DATA SHOWN.
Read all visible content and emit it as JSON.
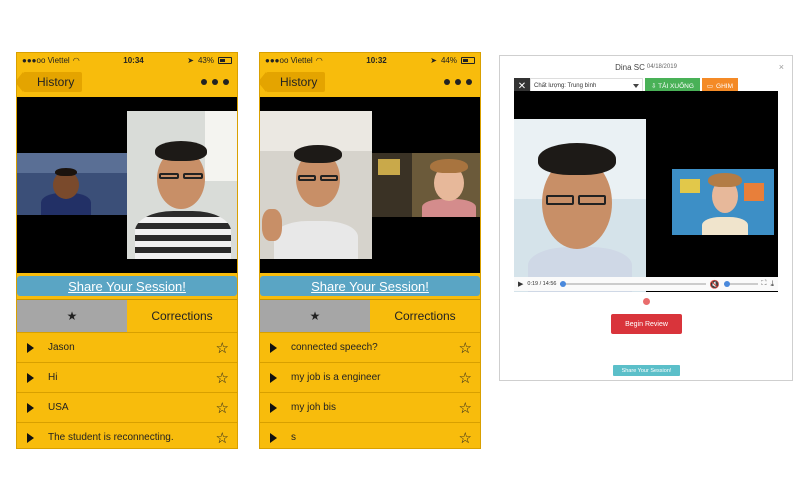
{
  "phone1": {
    "status": {
      "carrier": "●●●oo Viettel",
      "time": "10:34",
      "battery": "43%"
    },
    "back_label": "History",
    "share_label": "Share Your Session!",
    "tabs": {
      "star": "★",
      "corrections": "Corrections"
    },
    "items": [
      {
        "text": "Jason"
      },
      {
        "text": "Hi"
      },
      {
        "text": "USA"
      },
      {
        "text": "The student is reconnecting."
      }
    ]
  },
  "phone2": {
    "status": {
      "carrier": "●●●oo Viettel",
      "time": "10:32",
      "battery": "44%"
    },
    "back_label": "History",
    "share_label": "Share Your Session!",
    "tabs": {
      "star": "★",
      "corrections": "Corrections"
    },
    "items": [
      {
        "text": "connected speech?"
      },
      {
        "text": "my job is a engineer"
      },
      {
        "text": "my joh bis"
      },
      {
        "text": "s"
      }
    ]
  },
  "web": {
    "title": "Dina SC",
    "date": "04/18/2019",
    "close": "×",
    "quality": "Chất lượng: Trung bình",
    "download": "⇩ TẢI XUỐNG",
    "record": "GHIM",
    "time_readout": "0:19 / 14:56",
    "begin_review": "Begin Review",
    "share": "Share Your Session!"
  }
}
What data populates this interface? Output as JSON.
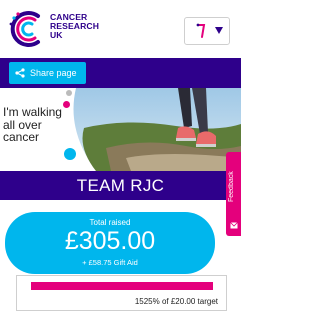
{
  "header": {
    "brand_lines": [
      "CANCER",
      "RESEARCH",
      "UK"
    ],
    "account_icon": "user-icon",
    "menu_icon": "chevron-down-icon"
  },
  "toolbar": {
    "share_label": "Share page",
    "share_icon": "share-icon"
  },
  "banner": {
    "tagline": "I'm walking all over cancer"
  },
  "team": {
    "name": "TEAM RJC"
  },
  "fundraising": {
    "total_label": "Total raised",
    "total_amount": "£305.00",
    "gift_aid": "+ £58.75 Gift Aid",
    "progress_text": "1525% of £20.00 target",
    "progress_fraction": 1.0
  },
  "feedback": {
    "label": "Feedback",
    "icon": "mail-icon"
  },
  "colors": {
    "brand_purple": "#2e008b",
    "accent_blue": "#00b6ed",
    "accent_pink": "#e4007c"
  }
}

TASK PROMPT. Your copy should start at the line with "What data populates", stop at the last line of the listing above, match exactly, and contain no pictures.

REPLY TO THE EXERCISE.
What data populates this interface? Output as JSON.
{
  "header": {
    "brand_lines": [
      "CANCER",
      "RESEARCH",
      "UK"
    ],
    "account_icon": "user-icon",
    "menu_icon": "chevron-down-icon"
  },
  "toolbar": {
    "share_label": "Share page",
    "share_icon": "share-icon"
  },
  "banner": {
    "tagline": "I'm walking all over cancer"
  },
  "team": {
    "name": "TEAM RJC"
  },
  "fundraising": {
    "total_label": "Total raised",
    "total_amount": "£305.00",
    "gift_aid": "+ £58.75 Gift Aid",
    "progress_text": "1525% of £20.00 target",
    "progress_fraction": 1.0
  },
  "feedback": {
    "label": "Feedback",
    "icon": "mail-icon"
  },
  "colors": {
    "brand_purple": "#2e008b",
    "accent_blue": "#00b6ed",
    "accent_pink": "#e4007c"
  }
}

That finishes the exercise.